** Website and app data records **
╭──
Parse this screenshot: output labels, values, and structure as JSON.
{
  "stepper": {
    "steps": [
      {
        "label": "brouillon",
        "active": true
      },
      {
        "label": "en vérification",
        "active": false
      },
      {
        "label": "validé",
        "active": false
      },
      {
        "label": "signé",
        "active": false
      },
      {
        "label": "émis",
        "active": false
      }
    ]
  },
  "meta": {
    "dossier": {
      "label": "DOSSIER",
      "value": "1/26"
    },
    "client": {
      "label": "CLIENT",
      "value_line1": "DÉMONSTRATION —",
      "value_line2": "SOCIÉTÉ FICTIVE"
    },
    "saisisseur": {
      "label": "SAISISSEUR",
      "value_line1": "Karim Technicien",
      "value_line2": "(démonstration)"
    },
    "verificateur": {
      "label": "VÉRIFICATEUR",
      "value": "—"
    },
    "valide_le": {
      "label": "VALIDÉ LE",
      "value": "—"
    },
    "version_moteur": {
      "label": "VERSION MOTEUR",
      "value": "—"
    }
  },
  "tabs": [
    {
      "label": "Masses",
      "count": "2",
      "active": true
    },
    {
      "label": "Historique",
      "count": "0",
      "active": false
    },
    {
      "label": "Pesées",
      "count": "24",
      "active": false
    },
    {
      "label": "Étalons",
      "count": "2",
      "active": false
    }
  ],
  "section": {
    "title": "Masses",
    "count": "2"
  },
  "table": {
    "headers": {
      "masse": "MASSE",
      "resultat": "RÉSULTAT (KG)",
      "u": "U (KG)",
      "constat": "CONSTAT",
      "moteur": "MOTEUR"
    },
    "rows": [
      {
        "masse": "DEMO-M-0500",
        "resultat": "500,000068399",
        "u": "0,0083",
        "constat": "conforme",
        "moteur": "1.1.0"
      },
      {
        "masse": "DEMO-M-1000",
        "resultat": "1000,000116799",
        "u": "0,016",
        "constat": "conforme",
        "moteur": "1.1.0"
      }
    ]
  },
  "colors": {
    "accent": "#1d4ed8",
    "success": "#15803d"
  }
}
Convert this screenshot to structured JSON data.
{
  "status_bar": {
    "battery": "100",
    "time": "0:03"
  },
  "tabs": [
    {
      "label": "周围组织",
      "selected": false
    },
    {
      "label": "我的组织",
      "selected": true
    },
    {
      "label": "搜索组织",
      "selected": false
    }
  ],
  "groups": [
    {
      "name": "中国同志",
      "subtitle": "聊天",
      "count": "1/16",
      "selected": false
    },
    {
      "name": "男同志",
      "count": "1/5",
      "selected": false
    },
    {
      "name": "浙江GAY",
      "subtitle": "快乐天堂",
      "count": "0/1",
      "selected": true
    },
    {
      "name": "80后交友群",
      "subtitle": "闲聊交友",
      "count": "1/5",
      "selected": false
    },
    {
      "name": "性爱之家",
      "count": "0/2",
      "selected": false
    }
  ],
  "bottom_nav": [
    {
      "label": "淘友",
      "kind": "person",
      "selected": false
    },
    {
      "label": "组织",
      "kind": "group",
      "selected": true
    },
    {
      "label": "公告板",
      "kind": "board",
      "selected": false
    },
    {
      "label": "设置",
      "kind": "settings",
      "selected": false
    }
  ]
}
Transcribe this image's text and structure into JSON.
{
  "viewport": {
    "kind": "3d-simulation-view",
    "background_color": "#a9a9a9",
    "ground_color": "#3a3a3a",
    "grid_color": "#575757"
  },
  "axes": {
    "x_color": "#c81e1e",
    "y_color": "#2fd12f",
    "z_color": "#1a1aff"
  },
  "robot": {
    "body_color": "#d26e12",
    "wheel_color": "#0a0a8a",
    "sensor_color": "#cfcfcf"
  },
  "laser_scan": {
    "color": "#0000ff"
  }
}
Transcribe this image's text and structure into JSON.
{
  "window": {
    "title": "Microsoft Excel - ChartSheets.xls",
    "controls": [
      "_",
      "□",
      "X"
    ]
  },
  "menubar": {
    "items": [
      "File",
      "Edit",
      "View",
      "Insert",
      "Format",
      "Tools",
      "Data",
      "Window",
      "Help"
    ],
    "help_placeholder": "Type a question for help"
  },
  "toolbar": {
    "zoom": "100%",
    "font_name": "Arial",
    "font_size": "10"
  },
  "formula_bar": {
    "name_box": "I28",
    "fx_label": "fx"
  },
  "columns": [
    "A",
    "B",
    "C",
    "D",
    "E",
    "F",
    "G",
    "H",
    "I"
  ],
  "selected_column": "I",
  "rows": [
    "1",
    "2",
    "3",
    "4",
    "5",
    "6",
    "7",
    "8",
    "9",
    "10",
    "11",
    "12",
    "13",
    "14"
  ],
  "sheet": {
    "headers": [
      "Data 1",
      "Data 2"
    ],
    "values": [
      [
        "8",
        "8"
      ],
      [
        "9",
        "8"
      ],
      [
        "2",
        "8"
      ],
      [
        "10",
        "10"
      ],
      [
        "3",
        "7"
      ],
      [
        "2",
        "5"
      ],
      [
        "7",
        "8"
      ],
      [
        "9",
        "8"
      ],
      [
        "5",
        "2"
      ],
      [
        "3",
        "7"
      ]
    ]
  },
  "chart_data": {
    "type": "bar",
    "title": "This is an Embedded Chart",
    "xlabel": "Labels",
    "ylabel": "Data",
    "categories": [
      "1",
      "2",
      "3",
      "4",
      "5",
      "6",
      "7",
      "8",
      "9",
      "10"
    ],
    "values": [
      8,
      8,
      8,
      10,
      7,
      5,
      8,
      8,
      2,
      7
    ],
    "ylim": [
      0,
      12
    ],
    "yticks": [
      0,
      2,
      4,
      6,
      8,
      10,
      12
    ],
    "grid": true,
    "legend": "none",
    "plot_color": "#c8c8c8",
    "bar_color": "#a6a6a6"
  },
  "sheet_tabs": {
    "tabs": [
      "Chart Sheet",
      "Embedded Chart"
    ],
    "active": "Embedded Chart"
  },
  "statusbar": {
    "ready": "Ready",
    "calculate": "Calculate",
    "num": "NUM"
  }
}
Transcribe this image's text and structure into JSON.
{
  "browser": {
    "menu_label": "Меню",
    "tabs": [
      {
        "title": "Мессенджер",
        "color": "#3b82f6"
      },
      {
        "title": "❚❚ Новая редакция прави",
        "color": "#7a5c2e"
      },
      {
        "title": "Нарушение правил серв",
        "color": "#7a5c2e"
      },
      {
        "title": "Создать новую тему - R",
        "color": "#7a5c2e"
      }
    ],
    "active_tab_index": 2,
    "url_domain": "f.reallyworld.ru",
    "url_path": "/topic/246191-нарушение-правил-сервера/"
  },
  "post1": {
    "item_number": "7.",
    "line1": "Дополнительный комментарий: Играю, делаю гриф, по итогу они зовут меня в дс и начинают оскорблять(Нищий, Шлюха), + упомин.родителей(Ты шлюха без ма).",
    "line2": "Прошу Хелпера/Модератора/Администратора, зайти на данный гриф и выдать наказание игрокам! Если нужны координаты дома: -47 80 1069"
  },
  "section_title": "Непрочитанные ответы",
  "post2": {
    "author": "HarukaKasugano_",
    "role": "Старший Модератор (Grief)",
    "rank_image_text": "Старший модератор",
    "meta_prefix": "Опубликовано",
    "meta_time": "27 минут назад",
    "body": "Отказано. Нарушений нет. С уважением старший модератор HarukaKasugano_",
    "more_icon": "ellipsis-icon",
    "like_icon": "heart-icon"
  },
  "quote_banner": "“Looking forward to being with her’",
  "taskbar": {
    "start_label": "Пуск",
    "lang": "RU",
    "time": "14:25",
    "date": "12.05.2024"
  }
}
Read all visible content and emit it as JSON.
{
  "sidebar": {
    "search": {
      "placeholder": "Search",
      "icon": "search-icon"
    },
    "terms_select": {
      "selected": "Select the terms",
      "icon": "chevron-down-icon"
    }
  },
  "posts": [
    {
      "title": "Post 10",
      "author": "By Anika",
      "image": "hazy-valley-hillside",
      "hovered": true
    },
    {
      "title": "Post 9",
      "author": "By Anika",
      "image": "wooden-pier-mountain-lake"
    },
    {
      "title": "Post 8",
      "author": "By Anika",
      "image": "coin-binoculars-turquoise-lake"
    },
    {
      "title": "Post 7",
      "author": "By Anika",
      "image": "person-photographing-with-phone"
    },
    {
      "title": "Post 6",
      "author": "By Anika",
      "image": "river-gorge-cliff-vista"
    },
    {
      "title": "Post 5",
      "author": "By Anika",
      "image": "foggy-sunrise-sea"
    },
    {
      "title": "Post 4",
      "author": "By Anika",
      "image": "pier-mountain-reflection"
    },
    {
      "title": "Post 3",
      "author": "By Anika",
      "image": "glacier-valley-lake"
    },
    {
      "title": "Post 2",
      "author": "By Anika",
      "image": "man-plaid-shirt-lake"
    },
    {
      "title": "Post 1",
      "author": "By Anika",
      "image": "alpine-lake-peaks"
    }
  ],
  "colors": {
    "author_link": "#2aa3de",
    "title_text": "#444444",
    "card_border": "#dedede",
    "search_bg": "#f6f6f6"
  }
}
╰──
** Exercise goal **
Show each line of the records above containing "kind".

** Result **
      "kind": "person",
      "kind": "group",
      "kind": "board",
      "kind": "settings",
    "kind": "3d-simulation-view",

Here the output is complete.